Brooks spends his entire column talking about how "[t]here is a yawning gap between the way many believers experience faith and the way that faith is presented to the world" and trying to explain what faith means to believers. All well and good, but the point he made at the very start of his column — as the very first sentence, in fact — was:
There is a strong vein of hostility against orthodox religious believers in America today, especially among the young.Yet nowhere does he address what is almost certainly the primary reason for that alleged hostility (for which he doesn't provide a citation, by the way, though I believe he's correct that it exists).
Religion simply isn't that big a deal until it's linked to politics. Or, more accurately, until religion starts throwing its weight around in politics.
Now, you can argue that religion and politics have been linked for ... well, forever, really. The very idea of "separation of church and state" didn't exist until the seventeenth century in Europe. Even today, many nations are implicitly associated with a particular faith simply because it never occurs to most of their inhabitants that things could be otherwise.

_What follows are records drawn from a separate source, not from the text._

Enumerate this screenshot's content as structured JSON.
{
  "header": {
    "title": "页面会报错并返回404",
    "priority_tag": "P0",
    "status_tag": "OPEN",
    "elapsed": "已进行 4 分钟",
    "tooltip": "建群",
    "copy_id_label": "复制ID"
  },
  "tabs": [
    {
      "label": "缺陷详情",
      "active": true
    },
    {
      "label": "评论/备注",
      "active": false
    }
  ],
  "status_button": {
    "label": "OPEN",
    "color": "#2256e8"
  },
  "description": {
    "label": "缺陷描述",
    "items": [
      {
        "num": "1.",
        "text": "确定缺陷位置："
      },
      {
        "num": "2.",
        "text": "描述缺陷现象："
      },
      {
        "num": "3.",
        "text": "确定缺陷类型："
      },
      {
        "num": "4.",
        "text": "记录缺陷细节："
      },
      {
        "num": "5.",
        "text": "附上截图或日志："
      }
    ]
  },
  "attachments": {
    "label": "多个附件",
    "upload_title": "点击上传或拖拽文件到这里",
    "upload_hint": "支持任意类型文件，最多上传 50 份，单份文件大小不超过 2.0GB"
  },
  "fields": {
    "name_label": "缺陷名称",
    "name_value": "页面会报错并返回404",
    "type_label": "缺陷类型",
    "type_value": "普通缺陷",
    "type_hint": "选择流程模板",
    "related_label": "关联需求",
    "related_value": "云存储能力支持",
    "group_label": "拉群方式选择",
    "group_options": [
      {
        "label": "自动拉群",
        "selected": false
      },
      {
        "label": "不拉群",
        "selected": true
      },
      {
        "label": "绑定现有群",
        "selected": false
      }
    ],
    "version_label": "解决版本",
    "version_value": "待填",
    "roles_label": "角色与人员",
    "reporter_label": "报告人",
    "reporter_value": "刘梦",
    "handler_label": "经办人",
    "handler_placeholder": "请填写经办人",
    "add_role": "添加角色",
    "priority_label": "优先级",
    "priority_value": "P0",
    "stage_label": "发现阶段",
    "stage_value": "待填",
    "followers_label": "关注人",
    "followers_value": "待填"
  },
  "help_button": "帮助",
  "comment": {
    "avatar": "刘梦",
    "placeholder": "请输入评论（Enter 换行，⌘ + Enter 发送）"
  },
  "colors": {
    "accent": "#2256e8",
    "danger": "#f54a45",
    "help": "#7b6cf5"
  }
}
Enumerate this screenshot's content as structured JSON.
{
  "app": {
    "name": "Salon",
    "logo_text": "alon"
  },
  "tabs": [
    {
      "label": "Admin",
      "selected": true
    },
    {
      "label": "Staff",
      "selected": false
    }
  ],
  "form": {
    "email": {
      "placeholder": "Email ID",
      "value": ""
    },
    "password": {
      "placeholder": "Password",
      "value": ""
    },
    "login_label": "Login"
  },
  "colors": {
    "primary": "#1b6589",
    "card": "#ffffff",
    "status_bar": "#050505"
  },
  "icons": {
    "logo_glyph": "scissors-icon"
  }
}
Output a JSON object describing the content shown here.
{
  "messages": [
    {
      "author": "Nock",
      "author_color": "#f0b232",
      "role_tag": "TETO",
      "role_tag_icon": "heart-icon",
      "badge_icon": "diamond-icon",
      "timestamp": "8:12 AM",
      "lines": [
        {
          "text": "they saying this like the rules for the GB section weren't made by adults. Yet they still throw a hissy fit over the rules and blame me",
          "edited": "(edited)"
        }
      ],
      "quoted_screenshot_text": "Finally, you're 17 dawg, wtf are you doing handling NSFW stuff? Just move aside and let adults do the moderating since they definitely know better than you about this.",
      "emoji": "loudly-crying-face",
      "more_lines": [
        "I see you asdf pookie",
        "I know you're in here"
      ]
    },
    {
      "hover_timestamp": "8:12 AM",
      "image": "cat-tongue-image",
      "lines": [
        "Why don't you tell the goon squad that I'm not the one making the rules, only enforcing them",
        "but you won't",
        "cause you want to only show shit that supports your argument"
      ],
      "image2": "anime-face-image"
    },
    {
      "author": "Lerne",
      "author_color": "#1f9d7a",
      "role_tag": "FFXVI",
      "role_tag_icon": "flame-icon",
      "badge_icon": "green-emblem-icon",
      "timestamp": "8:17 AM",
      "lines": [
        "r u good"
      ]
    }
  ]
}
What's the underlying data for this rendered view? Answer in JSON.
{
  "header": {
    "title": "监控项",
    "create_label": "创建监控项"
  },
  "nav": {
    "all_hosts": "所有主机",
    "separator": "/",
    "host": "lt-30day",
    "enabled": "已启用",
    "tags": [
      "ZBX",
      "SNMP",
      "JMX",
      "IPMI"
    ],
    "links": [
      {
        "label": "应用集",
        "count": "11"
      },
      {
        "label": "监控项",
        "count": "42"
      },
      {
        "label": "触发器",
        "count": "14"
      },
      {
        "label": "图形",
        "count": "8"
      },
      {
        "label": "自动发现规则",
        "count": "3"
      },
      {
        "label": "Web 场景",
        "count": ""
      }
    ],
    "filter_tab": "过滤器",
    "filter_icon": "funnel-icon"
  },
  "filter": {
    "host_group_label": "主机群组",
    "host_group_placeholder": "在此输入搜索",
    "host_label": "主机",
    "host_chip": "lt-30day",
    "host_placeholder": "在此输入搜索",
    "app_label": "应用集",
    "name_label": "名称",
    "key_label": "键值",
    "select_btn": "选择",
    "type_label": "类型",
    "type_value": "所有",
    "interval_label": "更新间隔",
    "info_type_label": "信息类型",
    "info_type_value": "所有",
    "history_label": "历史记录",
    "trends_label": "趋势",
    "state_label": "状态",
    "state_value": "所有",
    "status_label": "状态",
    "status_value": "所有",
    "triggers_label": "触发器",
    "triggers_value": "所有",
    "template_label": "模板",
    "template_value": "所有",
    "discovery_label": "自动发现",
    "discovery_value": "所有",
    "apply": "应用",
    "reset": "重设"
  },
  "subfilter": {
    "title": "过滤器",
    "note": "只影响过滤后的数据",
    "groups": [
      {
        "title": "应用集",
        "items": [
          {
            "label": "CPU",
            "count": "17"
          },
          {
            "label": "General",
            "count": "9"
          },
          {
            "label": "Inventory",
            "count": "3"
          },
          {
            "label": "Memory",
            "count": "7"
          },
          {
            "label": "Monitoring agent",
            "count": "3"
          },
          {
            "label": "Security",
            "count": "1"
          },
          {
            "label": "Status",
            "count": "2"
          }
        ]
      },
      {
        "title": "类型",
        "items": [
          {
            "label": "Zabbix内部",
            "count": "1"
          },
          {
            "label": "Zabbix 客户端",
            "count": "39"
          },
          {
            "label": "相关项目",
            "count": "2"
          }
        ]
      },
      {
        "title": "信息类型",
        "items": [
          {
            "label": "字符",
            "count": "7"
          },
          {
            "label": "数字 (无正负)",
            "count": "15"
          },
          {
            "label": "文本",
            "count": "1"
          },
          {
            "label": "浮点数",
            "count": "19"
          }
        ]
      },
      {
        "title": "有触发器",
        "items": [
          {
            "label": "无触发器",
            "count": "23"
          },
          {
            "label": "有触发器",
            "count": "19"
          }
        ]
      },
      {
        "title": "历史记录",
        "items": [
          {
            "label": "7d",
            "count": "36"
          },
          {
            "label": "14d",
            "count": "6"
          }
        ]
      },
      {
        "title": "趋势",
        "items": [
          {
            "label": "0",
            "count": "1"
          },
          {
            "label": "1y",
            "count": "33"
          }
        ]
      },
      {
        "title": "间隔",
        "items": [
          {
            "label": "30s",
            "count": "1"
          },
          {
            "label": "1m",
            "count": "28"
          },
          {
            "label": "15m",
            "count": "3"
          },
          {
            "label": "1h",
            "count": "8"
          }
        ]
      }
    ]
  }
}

Yet it's one thing for religion to be so much a part of the fabric of life that it's as ubiquitous and invisible as air. It's another for religion to stake out a place in a nation's polity. When that happens, strife is guaranteed — because it's already present.
When a particular faith is ubiquitous, its adherents and leaders never need to announce their presence in politics: the faith is already there in every decision. A faith only announces political positions because it senses those positions aren't universally shared and therefore certain to be reflected in state policy. If that's true, the nation is divided on religious lines.
The moment one religious group takes a political position, other groups are likely to take one, too. And since we're talking about religious faith, the source of many people's deepest beliefs, we're automatically talking about a contentious issue, no matter what it is.
Orthodox religious believers hew to a particularly stringent view of their faith, and are likely to be among the most passionate in defending and advancing it. When defending and advancing their faith affects governmental policy, is it any surprise that it provokes a strong opposing response from those who don't share that faith?
And if, as has been true for at least thirty years in the U.S., those "orthodox religious believers" have experienced much success in elevating elements of their belief system to the level of law, is it any surprise that those who don't share those beliefs feel hostile?
Brooks conveniently also leaves out the flip side of his argument, the incredible hostility by many believers to non-believers. Hostility to other faiths is one thing; hostility to lack of belief is a far more virulent problem, as this Atlantic piece from last September shows. Heck, such hostility is the only thing that unites many believers of different faiths.
By leaving out politics and focusing only on the putatively beleaguered and misunderstood people of faith, Brooks implies that it's the rest of us who are the problem. That's nonsense.
... Oh, why am I pussyfooting around; this is my blog. Scratch "nonsense".